Going with the Flow: Engineering Efficient Water Systems
In most municipalities, long before someone fills their coffee maker, water glass, or tub, a team of engineers has spent considerable time figuring out the best possible way to get them the water they’ll need safely, reliably, and cost-effectively.
From the water towers visible in most communities to complex pump and tank systems, municipal water systems require an extensive period of research, planning, and problem-solving before they can be built and implemented. Engineering teams, for example, have to make sure that the system will have enough capacity to meet current, and future, demand. To ensure thorough planning, and prevent unwanted surprises, extensive amounts of data are collected on the existing system, the surrounding environment, and the water source.
To better understand projects like this, it might help to take a look at the components that make up most municipal water systems. In most cases, they include a:
• Well pump
• Booster pumps
• Chlorine injection device
• Chemical treatment system
• Ground storage tank
• Hydropneumatic tank (regulates system pressures)
• Distribution system
So, how do all of these elements come together to get water from its source to users throughout a community? Initially, groundwater is pumped via water wells, and surface water flows from nearby lakes and reservoirs. The city of Houston, for example, owns water rights to more than 200 million gallons per day of groundwater supplies and more than 1.2 billion gallons per day of surface water.
Before going to end-users, all water is treated. Generally, that process includes transporting water to treatment centers via pipeline; completing multiple stages of filtration to remove algae, debris, and particles; and disinfection, usually by chlorination.
From there, the water is stored, and as needed, it’s pumped to homes, schools, businesses — any building that uses it.
Engineering water systems in the greater Houston area comes with its own set of considerations, beginning with spatial challenges. Gas, sewer, fiber optic, and water systems are all competing for space. Engineers also must ensure there’s enough room for the water system’s current and future infrastructure and comply with Texas Commission on Environmental Quality (TCEQ) requirements to maintain the prescribed distances, often referred to as setbacks, between utilities.

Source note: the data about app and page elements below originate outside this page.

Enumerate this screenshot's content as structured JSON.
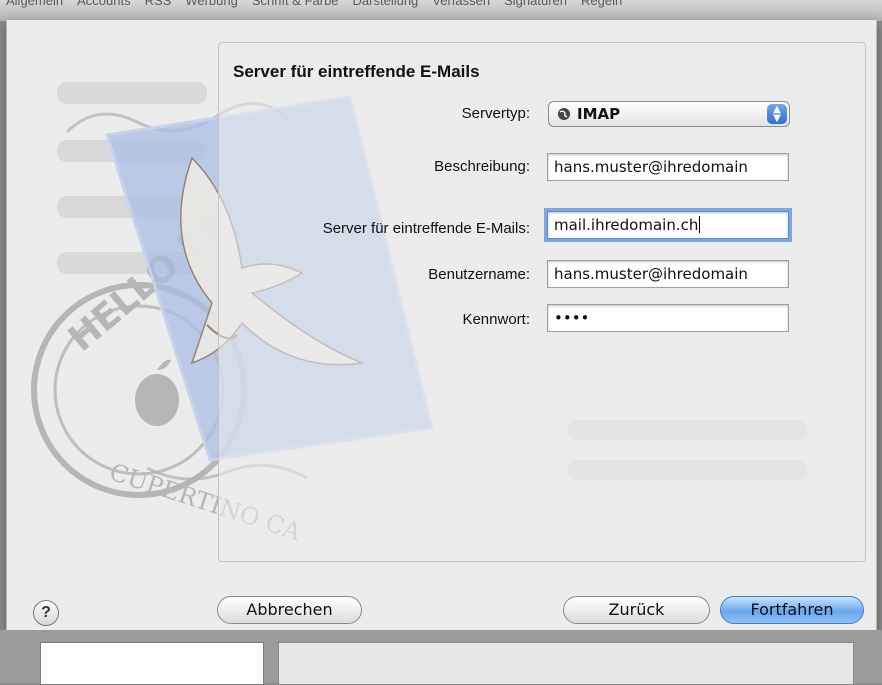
{
  "toolbar": {
    "tabs": [
      "Allgemein",
      "Accounts",
      "RSS",
      "Werbung",
      "Schrift & Farbe",
      "Darstellung",
      "Verfassen",
      "Signaturen",
      "Regeln"
    ]
  },
  "dialog": {
    "heading": "Server für eintreffende E-Mails",
    "servertype": {
      "label": "Servertyp:",
      "value": "IMAP",
      "icon": "globe-icon"
    },
    "description": {
      "label": "Beschreibung:",
      "value": "hans.muster@ihredomain"
    },
    "incoming_server": {
      "label": "Server für eintreffende E-Mails:",
      "value": "mail.ihredomain.ch"
    },
    "username": {
      "label": "Benutzername:",
      "value": "hans.muster@ihredomain"
    },
    "password": {
      "label": "Kennwort:",
      "value": "••••"
    }
  },
  "buttons": {
    "help": "?",
    "cancel": "Abbrechen",
    "back": "Zurück",
    "continue": "Fortfahren"
  },
  "colors": {
    "accent": "#6aa8ee",
    "focus_ring": "#7aa7dc"
  }
}
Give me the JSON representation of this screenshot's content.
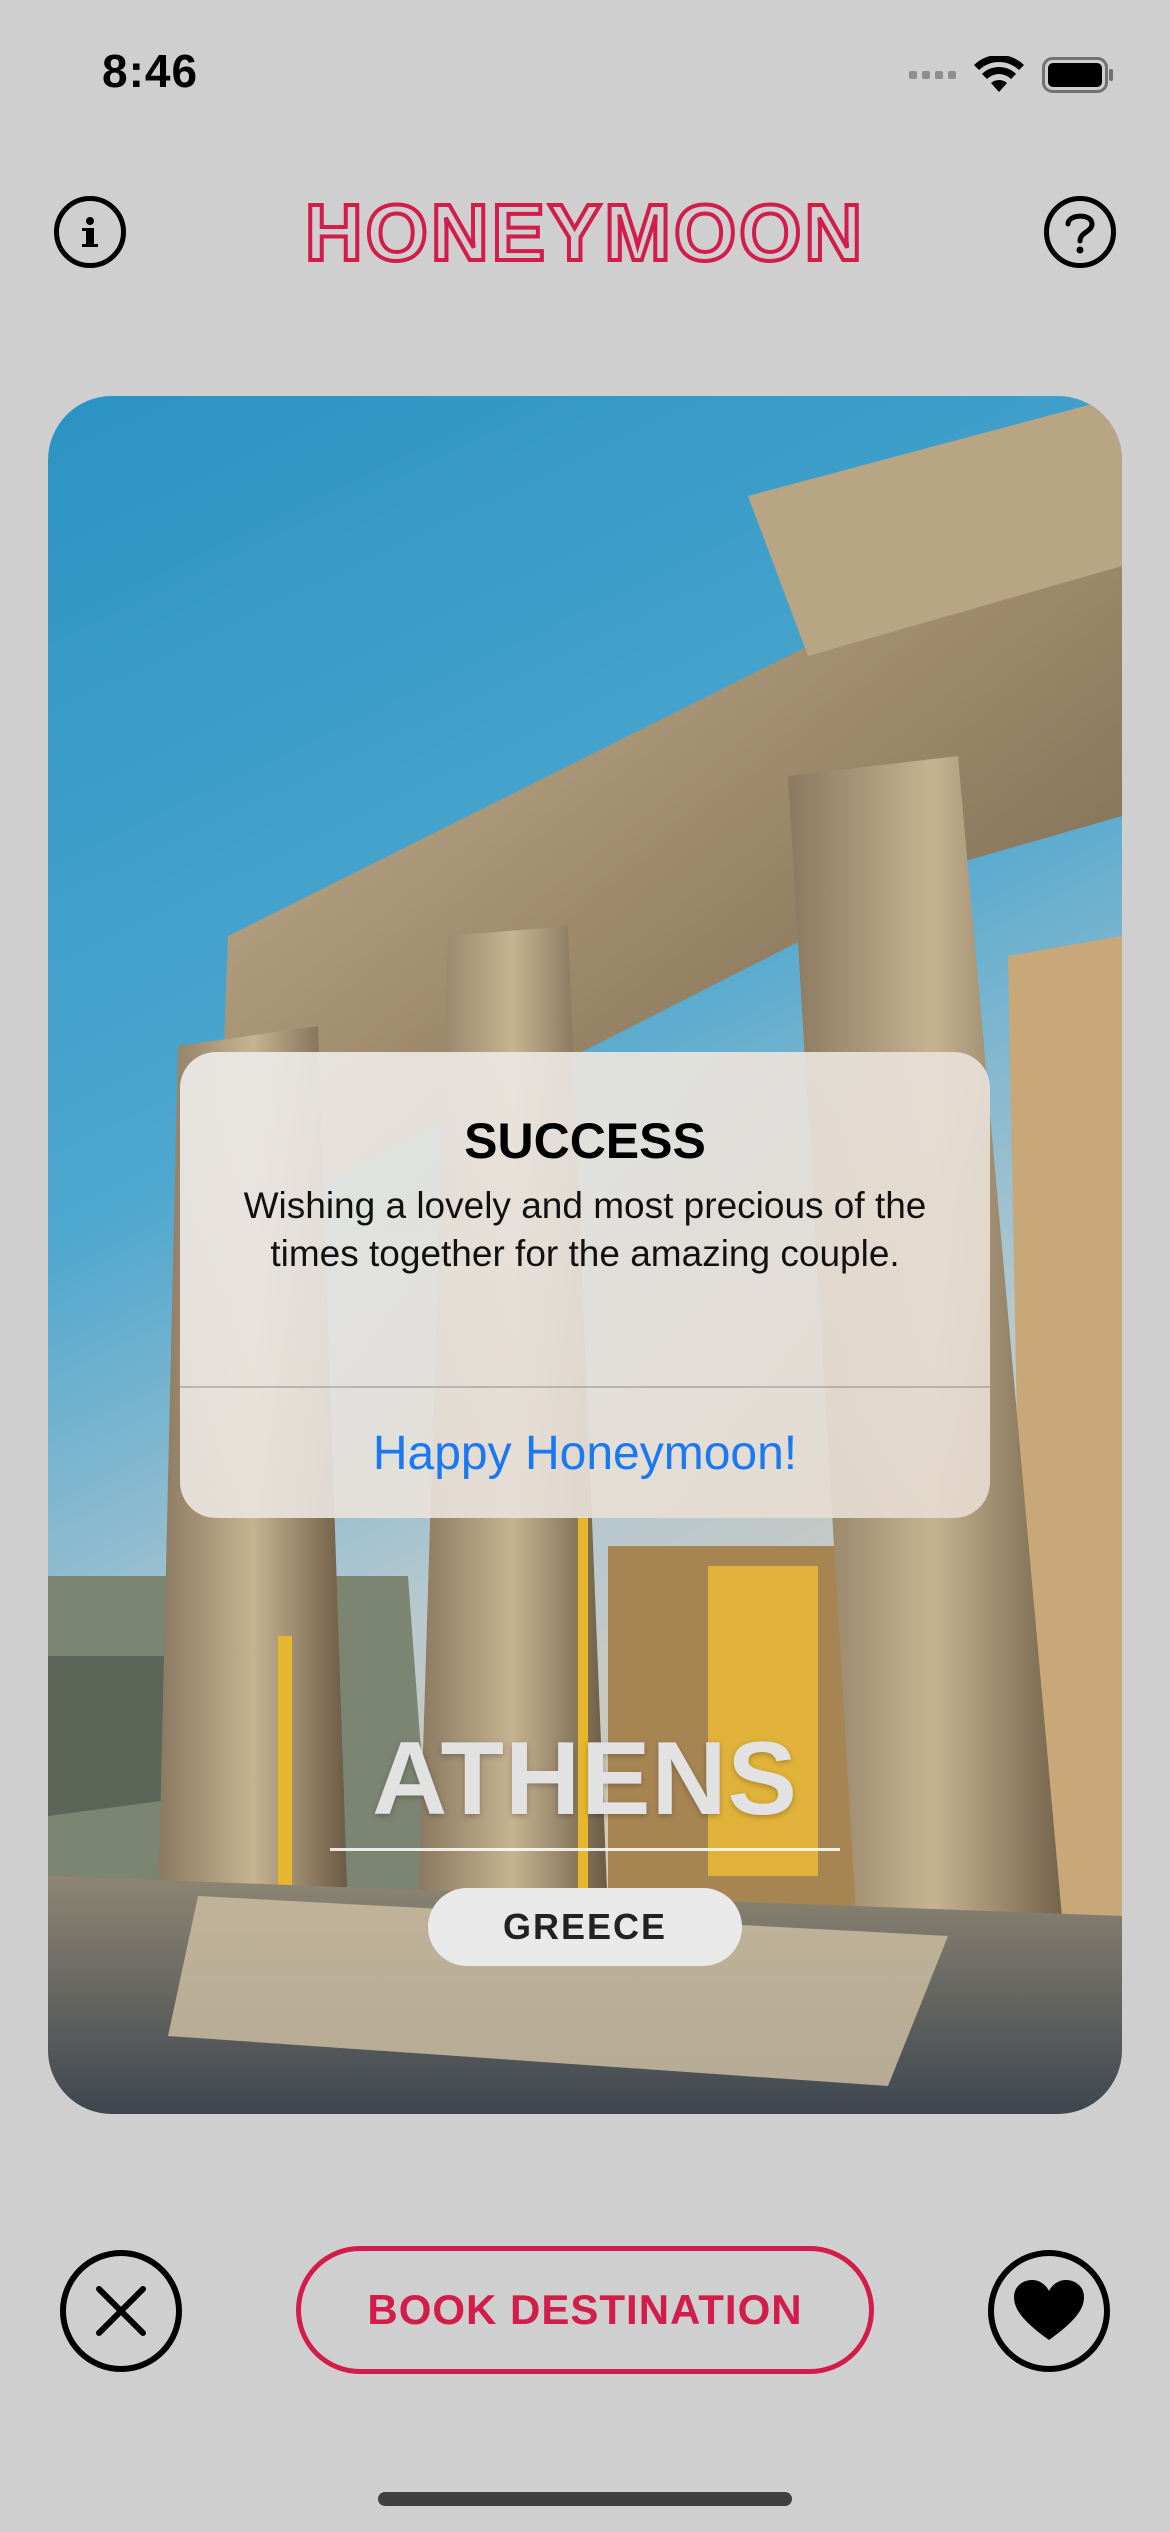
{
  "status_bar": {
    "time": "8:46"
  },
  "header": {
    "logo_text": "HONEYMOON",
    "info_icon": "info-circle-icon",
    "help_icon": "question-circle-icon"
  },
  "card": {
    "city": "ATHENS",
    "country": "GREECE"
  },
  "alert": {
    "title": "SUCCESS",
    "message": "Wishing a lovely and most precious of the times together for the amazing couple.",
    "action_label": "Happy Honeymoon!"
  },
  "bottom_bar": {
    "dismiss_icon": "xmark-circle-icon",
    "book_label": "BOOK DESTINATION",
    "like_icon": "heart-circle-icon"
  },
  "colors": {
    "accent": "#d21c4a",
    "alert_action": "#1a78f0",
    "background": "#cfcfcf"
  }
}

WGA Consulting Engineers works on municipal water system projects regularly. A recent example is the Greenwood Village Water System in north Houston. Not only did our engineers address spatial challenges and ensure the system complied with TCEQ setback requirements during this upgrade project, they also overcame the challenges of older infrastructure and the space restraints that come with working in a well-established neighborhood.